_What you need to do_
If a line in the records contains the string "roll", show that line.

============================================================

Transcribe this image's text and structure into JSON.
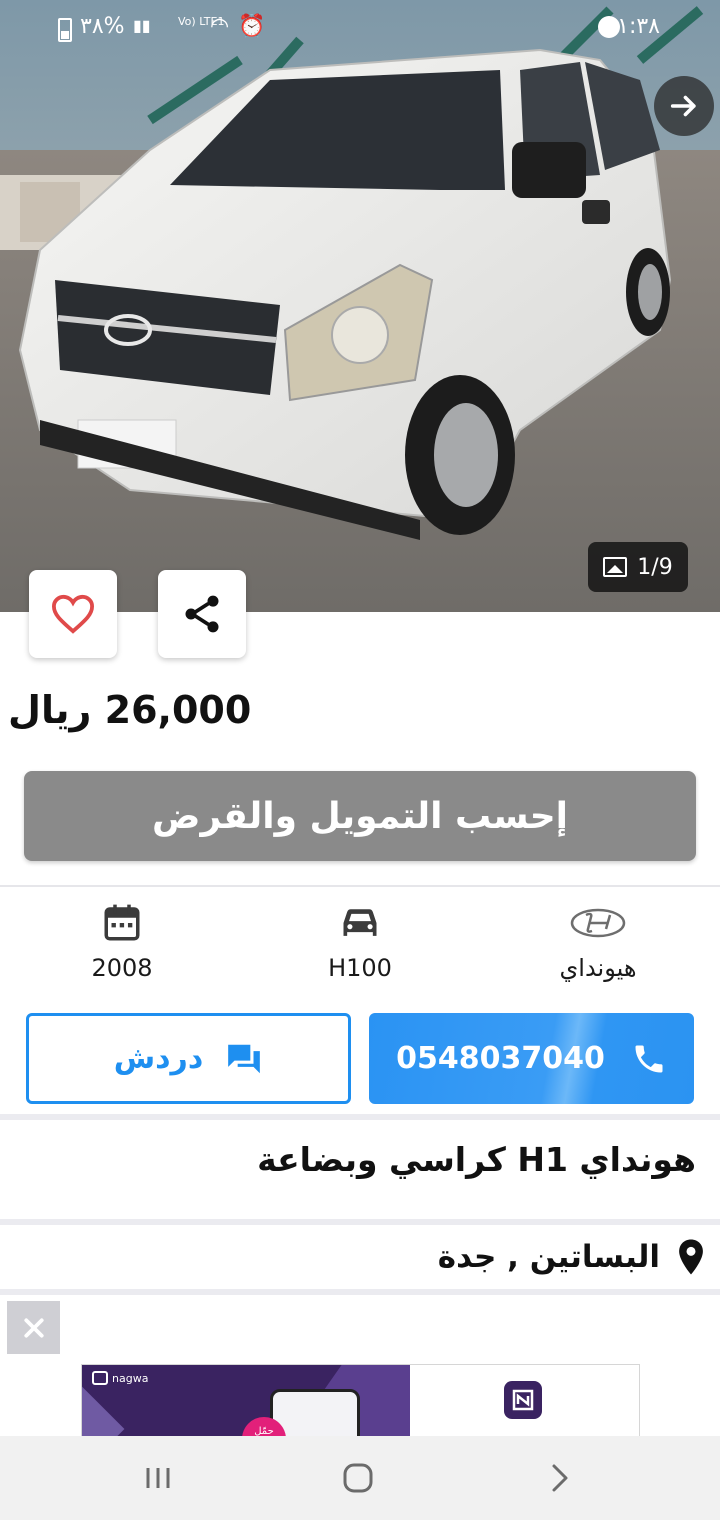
{
  "status_bar": {
    "time": "١:٣٨",
    "battery_percent": "٣٨%",
    "network_label": "Vo) LTE1"
  },
  "gallery": {
    "counter": "1/9"
  },
  "listing": {
    "price": "26,000 ريال",
    "finance_button_label": "إحسب التمويل والقرض",
    "specs": {
      "year": "2008",
      "model": "H100",
      "brand": "هيونداي"
    },
    "phone": "0548037040",
    "chat_label": "دردش",
    "title": "هونداي H1 كراسي وبضاعة",
    "location": "البساتين , جدة"
  },
  "ad": {
    "brand_name": "nagwa",
    "cta": "حمّل"
  },
  "colors": {
    "accent_blue": "#1e8ff0",
    "finance_gray": "#8a8a8a",
    "favorite_red": "#e04a4a",
    "ad_purple": "#3a2361"
  },
  "icons": {
    "favorite": "heart-outline",
    "share": "share-nodes",
    "next": "arrow-right",
    "gallery": "image",
    "year": "calendar",
    "model": "car",
    "brand": "hyundai-logo",
    "chat": "chat-bubbles",
    "call": "phone",
    "location": "map-pin",
    "close_ad": "x",
    "nav_recents": "three-bars",
    "nav_home": "rounded-square",
    "nav_back": "chevron"
  }
}
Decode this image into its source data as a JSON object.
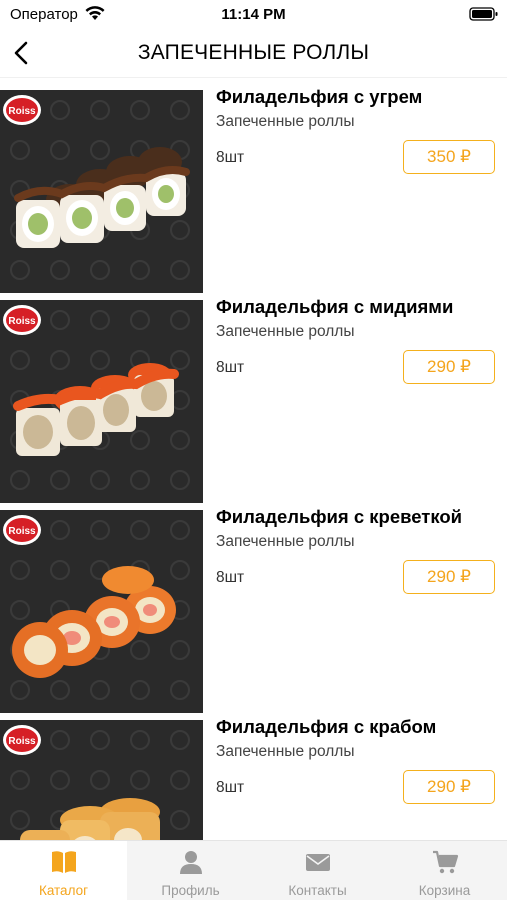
{
  "status_bar": {
    "carrier": "Оператор",
    "time": "11:14 PM"
  },
  "nav": {
    "title": "ЗАПЕЧЕННЫЕ РОЛЛЫ"
  },
  "brand": {
    "logo_text": "Roiss"
  },
  "colors": {
    "accent": "#f4a51d",
    "tab_inactive": "#9a9a9a",
    "image_bg": "#2a2a2a"
  },
  "products": [
    {
      "name": "Филадельфия с угрем",
      "category": "Запеченные роллы",
      "qty": "8шт",
      "price": "350 ₽",
      "image_icon": "sushi-eel-roll-image"
    },
    {
      "name": "Филадельфия с мидиями",
      "category": "Запеченные роллы",
      "qty": "8шт",
      "price": "290 ₽",
      "image_icon": "sushi-mussel-roll-image"
    },
    {
      "name": "Филадельфия с креветкой",
      "category": "Запеченные роллы",
      "qty": "8шт",
      "price": "290 ₽",
      "image_icon": "sushi-shrimp-roll-image"
    },
    {
      "name": "Филадельфия с крабом",
      "category": "Запеченные роллы",
      "qty": "8шт",
      "price": "290 ₽",
      "image_icon": "sushi-crab-roll-image"
    }
  ],
  "tabs": [
    {
      "label": "Каталог",
      "icon": "book-icon",
      "active": true
    },
    {
      "label": "Профиль",
      "icon": "person-icon",
      "active": false
    },
    {
      "label": "Контакты",
      "icon": "envelope-icon",
      "active": false
    },
    {
      "label": "Корзина",
      "icon": "cart-icon",
      "active": false
    }
  ]
}
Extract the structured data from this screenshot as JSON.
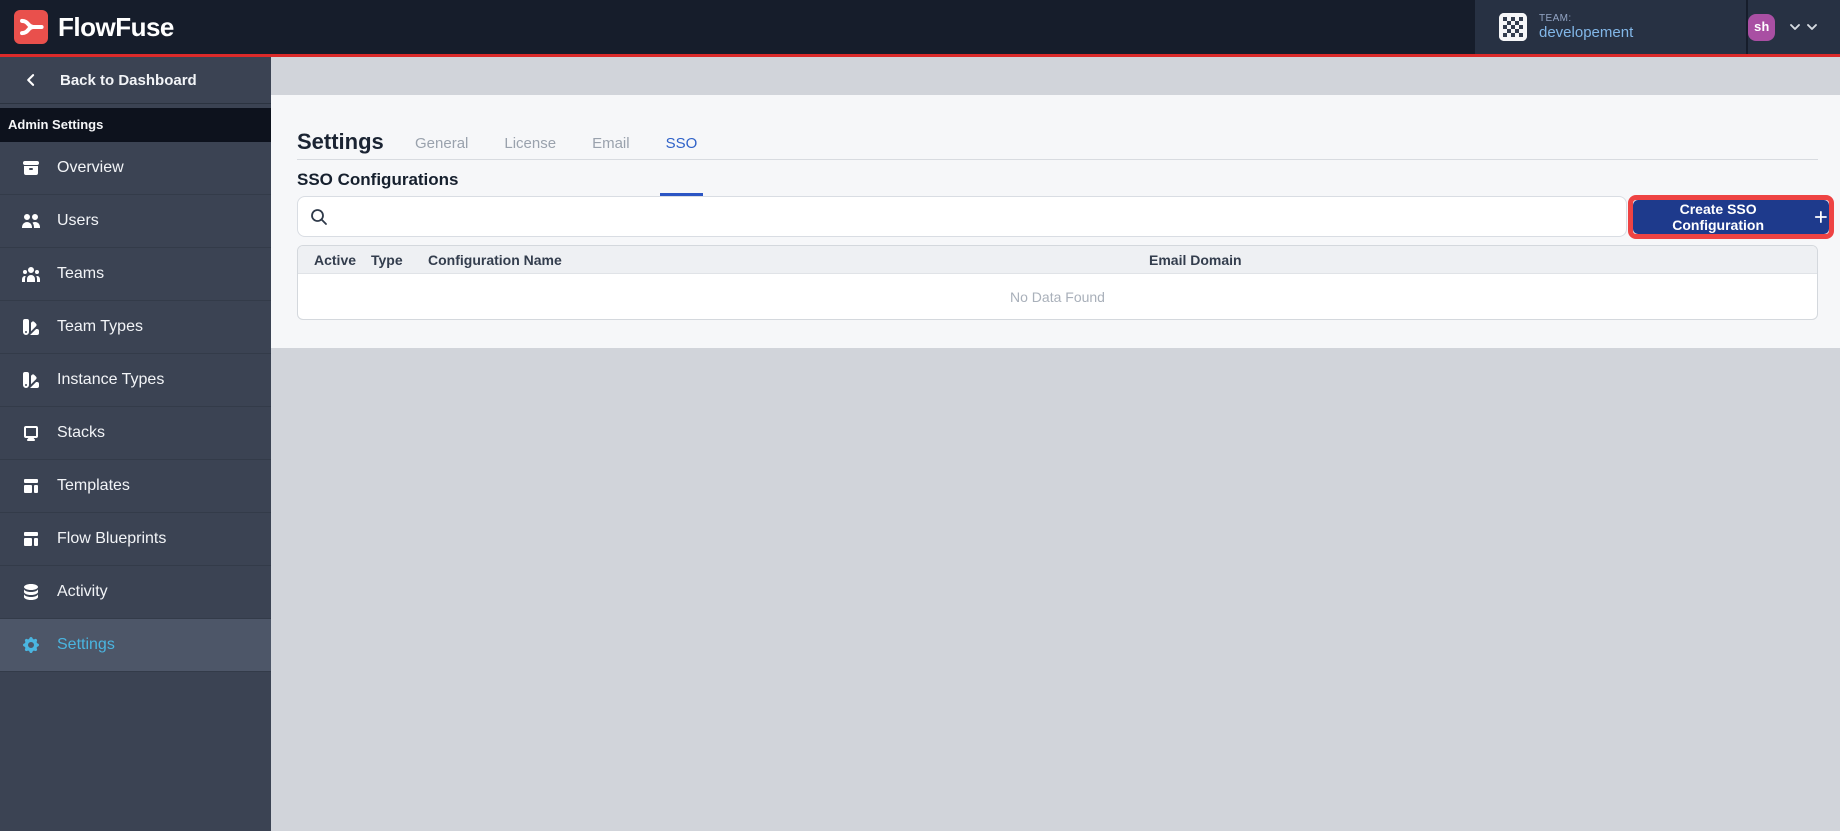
{
  "header": {
    "brand": "FlowFuse",
    "team_label": "TEAM:",
    "team_name": "developement",
    "user_initials": "sh"
  },
  "sidebar": {
    "back_label": "Back to Dashboard",
    "section_label": "Admin Settings",
    "items": [
      {
        "label": "Overview",
        "icon": "archive-icon",
        "active": false
      },
      {
        "label": "Users",
        "icon": "users-icon",
        "active": false
      },
      {
        "label": "Teams",
        "icon": "user-group-icon",
        "active": false
      },
      {
        "label": "Team Types",
        "icon": "color-swatch-icon",
        "active": false
      },
      {
        "label": "Instance Types",
        "icon": "color-swatch-icon",
        "active": false
      },
      {
        "label": "Stacks",
        "icon": "desktop-icon",
        "active": false
      },
      {
        "label": "Templates",
        "icon": "template-icon",
        "active": false
      },
      {
        "label": "Flow Blueprints",
        "icon": "template-icon",
        "active": false
      },
      {
        "label": "Activity",
        "icon": "database-icon",
        "active": false
      },
      {
        "label": "Settings",
        "icon": "cog-icon",
        "active": true
      }
    ]
  },
  "main": {
    "title": "Settings",
    "tabs": [
      {
        "label": "General",
        "active": false
      },
      {
        "label": "License",
        "active": false
      },
      {
        "label": "Email",
        "active": false
      },
      {
        "label": "SSO",
        "active": true
      }
    ],
    "section_title": "SSO Configurations",
    "search": {
      "value": "",
      "placeholder": ""
    },
    "create_button_label": "Create SSO Configuration",
    "table": {
      "columns": [
        "Active",
        "Type",
        "Configuration Name",
        "Email Domain"
      ],
      "rows": [],
      "empty_text": "No Data Found"
    }
  },
  "colors": {
    "brand_red": "#e9504c",
    "accent_line_red": "#dc2a2a",
    "annotation_red": "#ee4343",
    "button_navy": "#1e3a8c",
    "active_tab_blue": "#2f62c8",
    "sidebar_active_cyan": "#4ab5e0",
    "user_avatar_purple": "#a94fa3",
    "team_name_blue": "#82b7e8"
  }
}
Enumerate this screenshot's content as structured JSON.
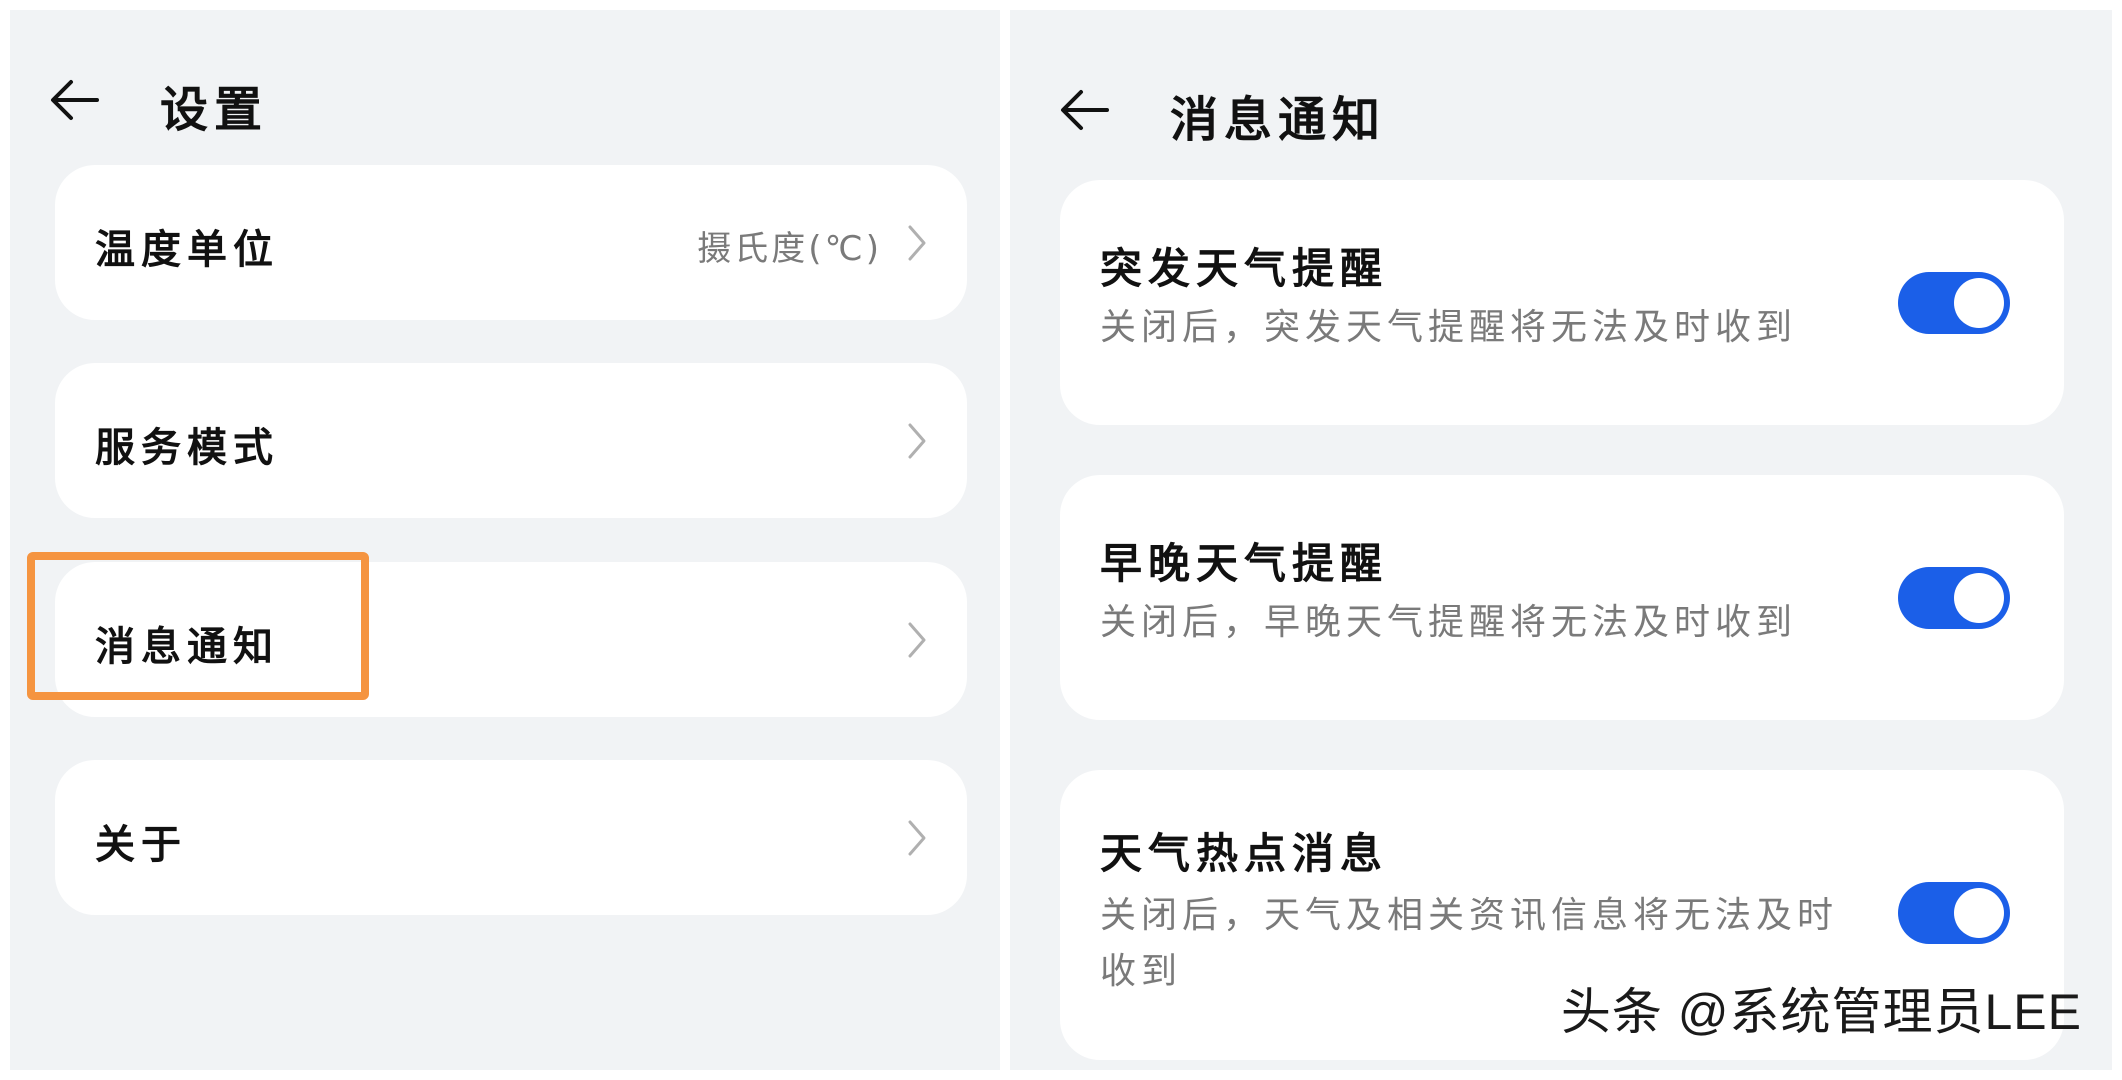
{
  "settings": {
    "title": "设置",
    "items": [
      {
        "label": "温度单位",
        "value": "摄氏度(℃)"
      },
      {
        "label": "服务模式",
        "value": ""
      },
      {
        "label": "消息通知",
        "value": ""
      },
      {
        "label": "关于",
        "value": ""
      }
    ]
  },
  "notifications": {
    "title": "消息通知",
    "items": [
      {
        "title": "突发天气提醒",
        "description": "关闭后，突发天气提醒将无法及时收到",
        "enabled": true
      },
      {
        "title": "早晚天气提醒",
        "description": "关闭后，早晚天气提醒将无法及时收到",
        "enabled": true
      },
      {
        "title": "天气热点消息",
        "description": "关闭后，天气及相关资讯信息将无法及时收到",
        "enabled": true
      }
    ]
  },
  "watermark": "头条 @系统管理员LEE",
  "colors": {
    "highlight": "#f59440",
    "toggle_on": "#1b5fe8",
    "panel_bg": "#f1f3f5"
  }
}
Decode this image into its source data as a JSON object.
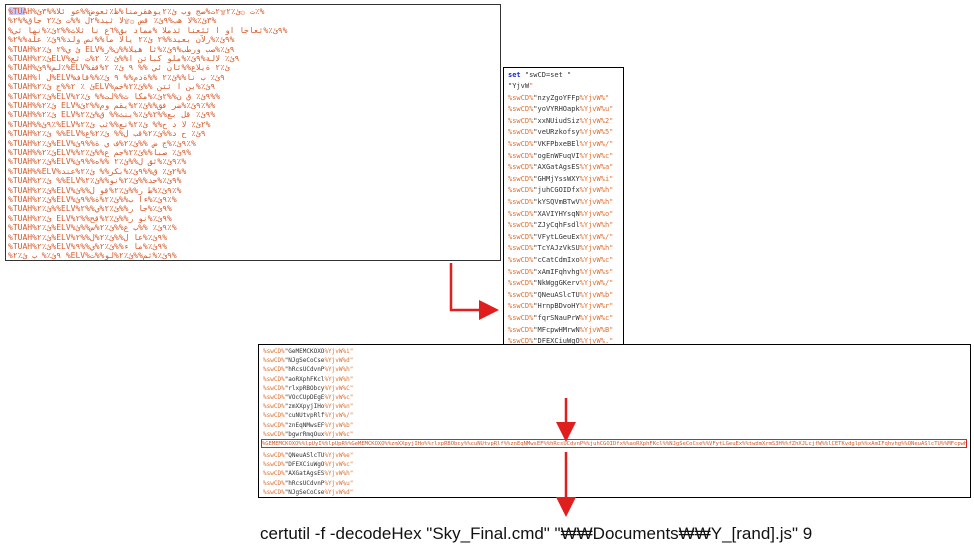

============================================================

_Answer box_
      "image_icon": "sushi-eel-roll-image"
      "image_icon": "sushi-mussel-roll-image"
      "image_icon": "sushi-shrimp-roll-image"
      "image_icon": "sushi-crab-roll-image"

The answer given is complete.